▶ _About this task_: Copy each line below exactly and leave the pictures out.
------ Task input
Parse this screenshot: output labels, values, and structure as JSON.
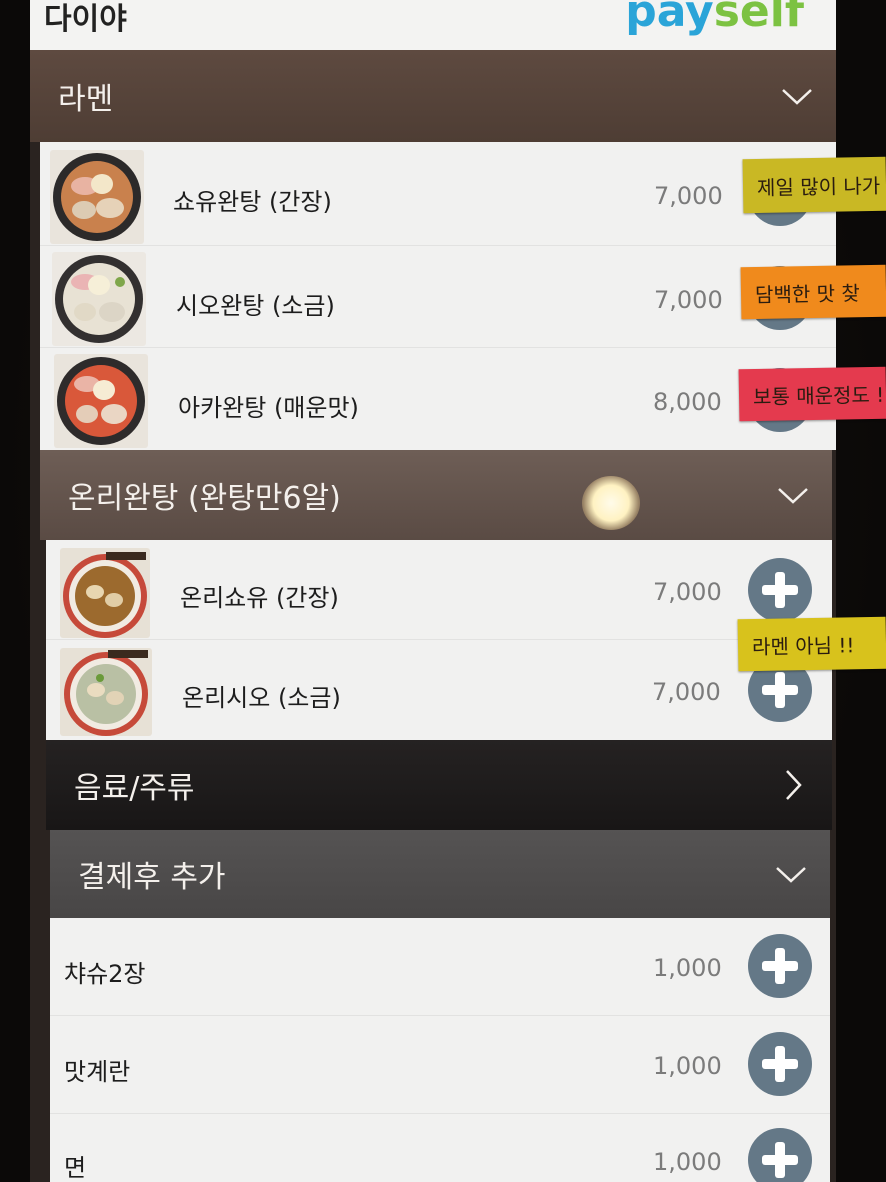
{
  "header": {
    "store_name": "다이야",
    "logo_pay": "pay",
    "logo_self": "self"
  },
  "categories": {
    "ramen": {
      "label": "라멘"
    },
    "onri": {
      "label": "온리완탕 (완탕만6알)"
    },
    "drinks": {
      "label": "음료/주류"
    },
    "addons": {
      "label": "결제후 추가"
    }
  },
  "ramen_items": [
    {
      "name": "쇼유완탕 (간장)",
      "price": "7,000"
    },
    {
      "name": "시오완탕 (소금)",
      "price": "7,000"
    },
    {
      "name": "아카완탕 (매운맛)",
      "price": "8,000"
    }
  ],
  "onri_items": [
    {
      "name": "온리쇼유 (간장)",
      "price": "7,000"
    },
    {
      "name": "온리시오 (소금)",
      "price": "7,000"
    }
  ],
  "addon_items": [
    {
      "name": "챠슈2장",
      "price": "1,000"
    },
    {
      "name": "맛계란",
      "price": "1,000"
    },
    {
      "name": "면",
      "price": "1,000"
    }
  ],
  "sticky_notes": [
    {
      "text": "제일 많이 나가",
      "color": "#c9b824"
    },
    {
      "text": "담백한 맛 찾",
      "color": "#f08a1c"
    },
    {
      "text": "보통 매운정도 !!",
      "color": "#e43a4e"
    },
    {
      "text": "라멘 아님 !!",
      "color": "#d8c21c"
    }
  ],
  "colors": {
    "ramen_header": "#5a463c",
    "onri_header": "#6a5a52",
    "drinks_header": "#1e1c1c",
    "addons_header": "#4f4d4d",
    "plus_button": "#647887",
    "logo_pay": "#2aa4d8",
    "logo_self": "#7cc242"
  }
}
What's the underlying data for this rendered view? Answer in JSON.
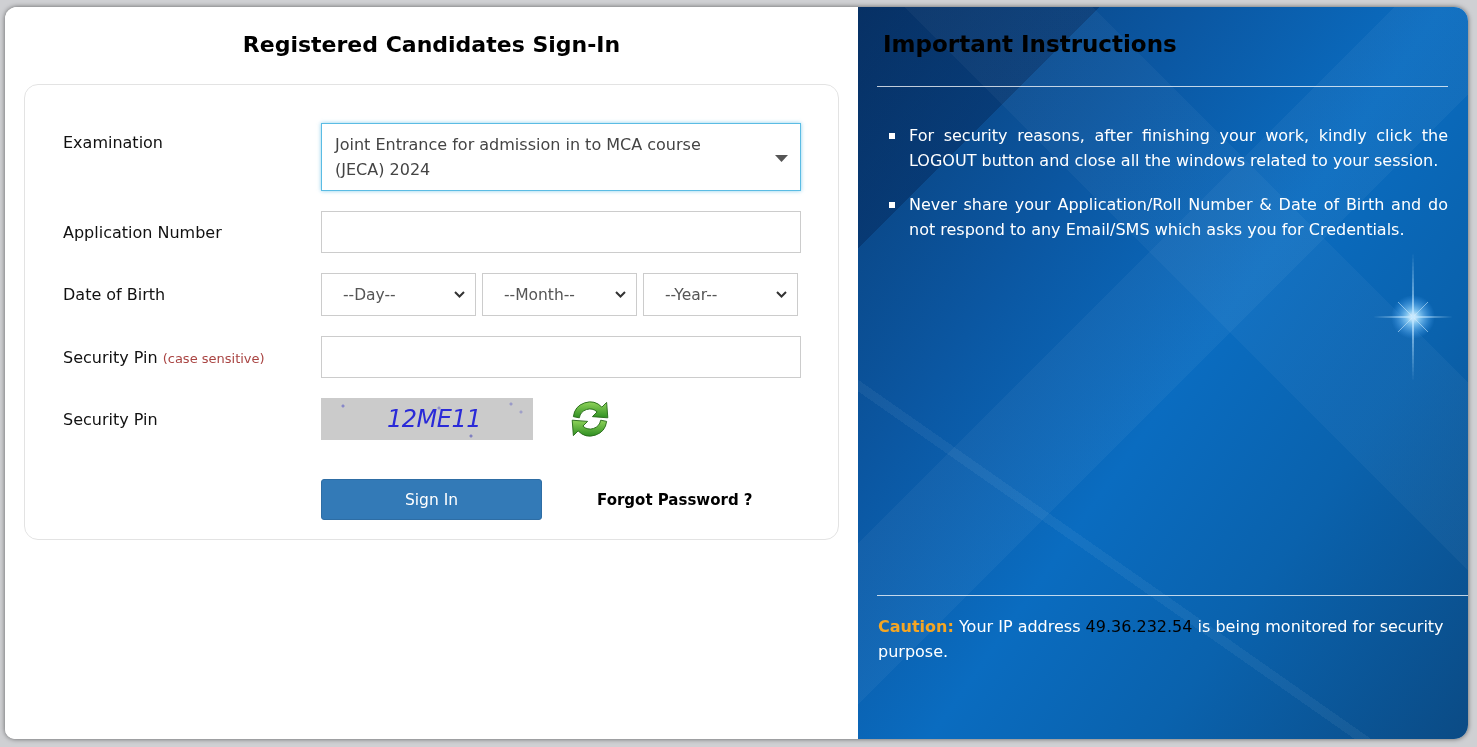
{
  "login": {
    "title": "Registered Candidates Sign-In",
    "fields": [
      {
        "kind": "dropdown",
        "label": "Examination",
        "value": "Joint Entrance for admission in to MCA course (JECA) 2024",
        "focused": true
      },
      {
        "kind": "text",
        "label": "Application Number",
        "focused": false
      },
      {
        "kind": "date",
        "label": "Date of Birth",
        "selects": [
          "--Day--",
          "--Month--",
          "--Year--"
        ]
      },
      {
        "kind": "text",
        "label": "Security Pin",
        "hint": "(case sensitive)",
        "focused": false
      },
      {
        "kind": "captcha",
        "label": "Security Pin",
        "captcha": "12ME11"
      }
    ],
    "sign_in_button": "Sign In",
    "forgot_password_link": "Forgot Password ?"
  },
  "instructions": {
    "title": "Important Instructions",
    "items": [
      "For security reasons, after finishing your work, kindly click the LOGOUT button and close all the windows related to your session.",
      "Never share your Application/Roll Number & Date of Birth and do not respond to any Email/SMS which asks you for Credentials."
    ],
    "caution": {
      "label": "Caution:",
      "text_before": "Your IP address",
      "ip": "49.36.232.54",
      "text_after": "is being monitored for security purpose."
    }
  }
}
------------
▶ _Task response_:
Parse this screenshot: output labels, values, and structure as JSON.
{
  "header": {
    "store_name": "다이야",
    "logo_pay": "pay",
    "logo_self": "self"
  },
  "categories": {
    "ramen": {
      "label": "라멘"
    },
    "onri": {
      "label": "온리완탕 (완탕만6알)"
    },
    "drinks": {
      "label": "음료/주류"
    },
    "addons": {
      "label": "결제후 추가"
    }
  },
  "ramen_items": [
    {
      "name": "쇼유완탕 (간장)",
      "price": "7,000"
    },
    {
      "name": "시오완탕 (소금)",
      "price": "7,000"
    },
    {
      "name": "아카완탕 (매운맛)",
      "price": "8,000"
    }
  ],
  "onri_items": [
    {
      "name": "온리쇼유 (간장)",
      "price": "7,000"
    },
    {
      "name": "온리시오 (소금)",
      "price": "7,000"
    }
  ],
  "addon_items": [
    {
      "name": "챠슈2장",
      "price": "1,000"
    },
    {
      "name": "맛계란",
      "price": "1,000"
    },
    {
      "name": "면",
      "price": "1,000"
    }
  ],
  "sticky_notes": [
    {
      "text": "제일 많이 나가",
      "color": "#c9b824"
    },
    {
      "text": "담백한 맛 찾",
      "color": "#f08a1c"
    },
    {
      "text": "보통 매운정도 !!",
      "color": "#e43a4e"
    },
    {
      "text": "라멘 아님 !!",
      "color": "#d8c21c"
    }
  ],
  "colors": {
    "ramen_header": "#5a463c",
    "onri_header": "#6a5a52",
    "drinks_header": "#1e1c1c",
    "addons_header": "#4f4d4d",
    "plus_button": "#647887",
    "logo_pay": "#2aa4d8",
    "logo_self": "#7cc242"
  }
}
What's the underlying data for this rendered view? Answer in JSON.
{
  "login": {
    "title": "Registered Candidates Sign-In",
    "fields": [
      {
        "kind": "dropdown",
        "label": "Examination",
        "value": "Joint Entrance for admission in to MCA course (JECA) 2024",
        "focused": true
      },
      {
        "kind": "text",
        "label": "Application Number",
        "focused": false
      },
      {
        "kind": "date",
        "label": "Date of Birth",
        "selects": [
          "--Day--",
          "--Month--",
          "--Year--"
        ]
      },
      {
        "kind": "text",
        "label": "Security Pin",
        "hint": "(case sensitive)",
        "focused": false
      },
      {
        "kind": "captcha",
        "label": "Security Pin",
        "captcha": "12ME11"
      }
    ],
    "sign_in_button": "Sign In",
    "forgot_password_link": "Forgot Password ?"
  },
  "instructions": {
    "title": "Important Instructions",
    "items": [
      "For security reasons, after finishing your work, kindly click the LOGOUT button and close all the windows related to your session.",
      "Never share your Application/Roll Number & Date of Birth and do not respond to any Email/SMS which asks you for Credentials."
    ],
    "caution": {
      "label": "Caution:",
      "text_before": "Your IP address",
      "ip": "49.36.232.54",
      "text_after": "is being monitored for security purpose."
    }
  }
}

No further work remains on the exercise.